Its strategy for delivering online orders is very different from Amazon’s.
It hardly seems practical for eBay Inc. to deliver goods to shoppers in one hour via courier for $5. But behind the eBay Now service the e-commerce company has been testing since last summer is a much bigger idea: that retail stores and distribution centers can be the key to fast delivery of online orders.
That’s what eBay is testing with the eBay Now service, which it plans to expand this year to new markets, Devin Wenig, president of eBay’s largest business unit, eBay Marketplace, said today. And while he didn’t quite mention Amazon.com Inc. by name, he left little doubt that he was laying out a strategy quite different from Amazon’s approach of building scores of fulfillment centers as the solution to the problem of how to deliver web orders quickly and inexpensively.
Wenig explained today at the annual ChannelAdvisor Catalyst client conference in Las Vegas that eBay recognizes online shoppers want to receive their orders at low cost and with little delay, but doesn’t think building warehouses is the answer. “We know others are taking approach of building a lot of physical presence to fill that gap,” Wenig said in a keynote presentation at the ChannelAdvisor conference. That was a clear reference to Amazon, which, according to ChannelAdvisor CEO Scot Wingo will have 54 fulfillment centers operating across the U.S. by the holiday season.
“We don’t want to do that, we don’t want to build warehouses. We don’t think it’s necessary,” Wenig went on. “We know there is a lot of product out there close to customers, in your stores and warehouses. The innovation is we’re going to try to organize the retail landscape and deliver things quickly without deploying a ton of capital.”
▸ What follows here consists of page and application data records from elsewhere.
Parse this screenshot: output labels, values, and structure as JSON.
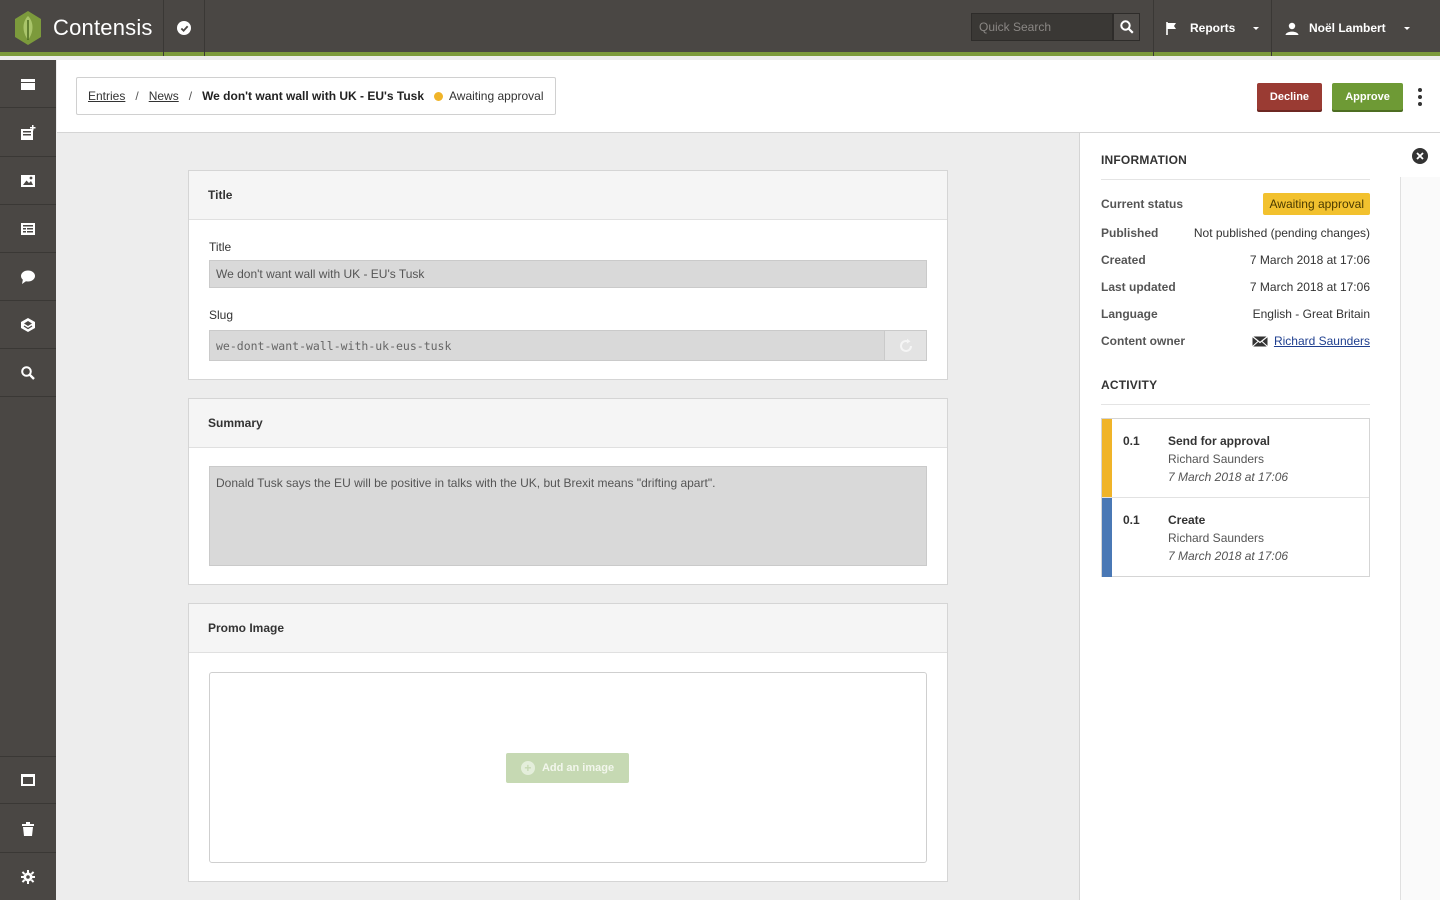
{
  "app": {
    "name": "Contensis"
  },
  "topbar": {
    "search_placeholder": "Quick Search",
    "reports_label": "Reports",
    "user_name": "Noël Lambert"
  },
  "breadcrumb": {
    "items": [
      "Entries",
      "News"
    ],
    "separator": "/",
    "current": "We don't want wall with UK - EU's Tusk",
    "status": "Awaiting approval"
  },
  "actions": {
    "decline": "Decline",
    "approve": "Approve"
  },
  "title_panel": {
    "heading": "Title",
    "title_label": "Title",
    "title_value": "We don't want wall with UK - EU's Tusk",
    "slug_label": "Slug",
    "slug_value": "we-dont-want-wall-with-uk-eus-tusk"
  },
  "summary_panel": {
    "heading": "Summary",
    "value": "Donald Tusk says the EU will be positive in talks with the UK, but Brexit means \"drifting apart\"."
  },
  "promo_panel": {
    "heading": "Promo Image",
    "add_label": "Add an image"
  },
  "information": {
    "heading": "INFORMATION",
    "rows": [
      {
        "key": "Current status",
        "value": "Awaiting approval"
      },
      {
        "key": "Published",
        "value": "Not published (pending changes)"
      },
      {
        "key": "Created",
        "value": "7 March 2018 at 17:06"
      },
      {
        "key": "Last updated",
        "value": "7 March 2018 at 17:06"
      },
      {
        "key": "Language",
        "value": "English - Great Britain"
      },
      {
        "key": "Content owner",
        "value": "Richard Saunders"
      }
    ]
  },
  "activity": {
    "heading": "ACTIVITY",
    "items": [
      {
        "version": "0.1",
        "action": "Send for approval",
        "user": "Richard Saunders",
        "date": "7 March 2018 at 17:06",
        "color": "#f0b429"
      },
      {
        "version": "0.1",
        "action": "Create",
        "user": "Richard Saunders",
        "date": "7 March 2018 at 17:06",
        "color": "#4a78b5"
      }
    ]
  },
  "colors": {
    "accent": "#7c9a3c",
    "decline": "#9a3b33",
    "approve": "#6e9a35",
    "status": "#f0b429"
  }
}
Wenig said eBay soon will expand the eBay Now test from the San Francisco and New York metropolitan areas to Chicago and Dallas “and I would not be surprised if we go further than that.” He also said eBay likely will test the concept outside of the U.S.
What’s more, Wenig said consumers soon will be able to place eBay Now orders on eBay.com, and not just through a dedicated mobile app. Consumers can order items from such retail chains as Toys ‘R’ Us, Best Buy, Home Depot and Target.
Wenig noted that much of the press coverage about eBay Now has focused on the promise of delivery within one hour. But he said it’s not clear consumers will be willing to pay for one-hour delivery, and that it could end up being five-hour or next-day delivery. But the main point, he emphasized, is not the one-hour promise, it’s the delivery model being tested, of making use of merchandise in stores and retail distribution centers. “That model is of organizing the delivery of product already out there in the world and not having to pick it up and forward deploy it in warehouses. You’ll see more of that.”
Wenig spoke Tuesday afternoon, answering questions from ChannelAdvisor CEO Wingo. Earlier in the day, one of Amazon’s top executives, Sebastian Gunningham, senior vice president of seller services had engaged in a similar on-stage conversation with Wingo. ChannelAdvisor assists retailers and manufacturers in selling on online marketplaces, and many of those in attendance sell on Amazon or eBay, or both.
During the conversation, Wenig, who joined eBay in 2011 from business information firm Thomson Reuters, explained that his first year on the job focused on fixing glaring problems, such as a site search feature on eBay.com that more than 15% of the time produced no results. He said eBay was now in the first years of the second phase of his program, which puts a priority on acquiring new customers.
The company reported 116.2 million active shoppers on its marketplace at the end of the first quarter, up 13% from 102.4 million a year earlier. Wenig projected that eBay would have 200 million active customers by the end of 2013, with 40% of the new shoppers coming from such fast-growing economies as Brazil, Russia, India and China, the so-called BRIC nations.
Wenig said eBay plans to expand its Global Shipping Program, which allows U.S. sellers to sell to consumers in 27 other countries as though they were U.S. buyers. The seller ships the product to an eBay warehouse in Kentucky and eBay handles delivery to the customer, including shipping and customs. He said the program would reach 100 countries by the end of the year. “Our mission is simple: open up other markets to U.S. sellers,” he said.
He said the BRIC countries and some others have fast-growing middle classes hungry for Western goods that are often not available. “What lot of these markets need is supply,” Wenig said. “Close that gap and good things happen.”
Russia is serving as eBay’s first test, as the company launched a Russian-language version of eBay there in March, as well as a Russian-language mobile app. The result has been 200% growth in new customer acquisition, Wenig said.
He also touched on eBay’s deal with Chinese online fashion retailer Xiu.com announced last fall that allows eBay merchants to sell through the Chinese e-commerce site. He acknowledged eBay’s previous failure in China—eBay withdrew from that country several years ago after Alibaba Group’s Taobao marketplace emerged as the country’s dominant e-retail site. “We’re not trying to take on Taobao and own the Chinese market,” Wenig said. “We’re trying to establish a beachhead.”
In India, Wenig noted, eBay has a strong market position, but sales and average selling prices are low. Nonetheless, Wenig said eBay’s sales in India have grown 100% a year and he expects e-commerce to spike in India in the coming years. “India will be a massive e-commerce business in five years,” he said. “So I don’t think it’s too early.”